Required action: Those lines of the records that contain "questions" are to be located and copied.

Supplied information:
* * * * *
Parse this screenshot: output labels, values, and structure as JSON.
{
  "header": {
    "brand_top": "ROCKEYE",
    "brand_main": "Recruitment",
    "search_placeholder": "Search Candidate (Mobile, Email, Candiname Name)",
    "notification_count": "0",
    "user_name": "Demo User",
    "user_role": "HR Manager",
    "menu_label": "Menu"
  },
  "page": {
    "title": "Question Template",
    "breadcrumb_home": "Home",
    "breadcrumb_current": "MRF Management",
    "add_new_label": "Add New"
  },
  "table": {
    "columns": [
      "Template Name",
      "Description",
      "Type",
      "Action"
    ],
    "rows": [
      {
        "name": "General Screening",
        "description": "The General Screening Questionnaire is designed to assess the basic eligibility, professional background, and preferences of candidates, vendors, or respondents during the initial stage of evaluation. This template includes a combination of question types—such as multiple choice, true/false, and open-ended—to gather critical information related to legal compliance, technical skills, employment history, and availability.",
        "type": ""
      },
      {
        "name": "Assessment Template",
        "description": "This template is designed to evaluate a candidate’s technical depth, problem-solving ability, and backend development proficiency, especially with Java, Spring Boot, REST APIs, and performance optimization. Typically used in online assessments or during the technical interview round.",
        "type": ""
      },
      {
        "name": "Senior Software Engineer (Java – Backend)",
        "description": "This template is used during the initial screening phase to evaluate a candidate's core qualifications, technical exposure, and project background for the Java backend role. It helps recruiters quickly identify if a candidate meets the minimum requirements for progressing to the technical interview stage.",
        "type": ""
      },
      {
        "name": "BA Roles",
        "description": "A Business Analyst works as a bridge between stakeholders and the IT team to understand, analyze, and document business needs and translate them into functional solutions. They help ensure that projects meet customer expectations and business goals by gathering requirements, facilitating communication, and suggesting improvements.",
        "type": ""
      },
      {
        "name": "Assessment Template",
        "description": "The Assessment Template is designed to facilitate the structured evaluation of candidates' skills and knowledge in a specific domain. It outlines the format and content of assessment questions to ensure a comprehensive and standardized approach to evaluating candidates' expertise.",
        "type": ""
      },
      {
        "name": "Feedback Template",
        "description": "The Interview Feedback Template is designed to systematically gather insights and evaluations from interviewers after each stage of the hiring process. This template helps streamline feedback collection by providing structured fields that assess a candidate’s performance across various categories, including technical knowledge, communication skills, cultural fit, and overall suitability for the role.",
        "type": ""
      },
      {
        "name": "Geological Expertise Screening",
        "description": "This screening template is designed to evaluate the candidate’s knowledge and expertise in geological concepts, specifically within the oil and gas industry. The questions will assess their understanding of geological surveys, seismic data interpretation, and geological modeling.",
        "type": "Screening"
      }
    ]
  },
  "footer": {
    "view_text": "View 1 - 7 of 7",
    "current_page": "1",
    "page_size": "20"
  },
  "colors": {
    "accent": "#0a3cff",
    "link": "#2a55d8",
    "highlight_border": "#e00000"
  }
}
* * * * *
Result:
        "description": "The Assessment Template is designed to facilitate the structured evaluation of candidates' skills and knowledge in a specific domain. It outlines the format and content of assessment questions to ensure a comprehensive and standardized approach to evaluating candidates' expertise.",
        "description": "This screening template is designed to evaluate the candidate’s knowledge and expertise in geological concepts, specifically within the oil and gas industry. The questions will assess their understanding of geological surveys, seismic data interpretation, and geological modeling.",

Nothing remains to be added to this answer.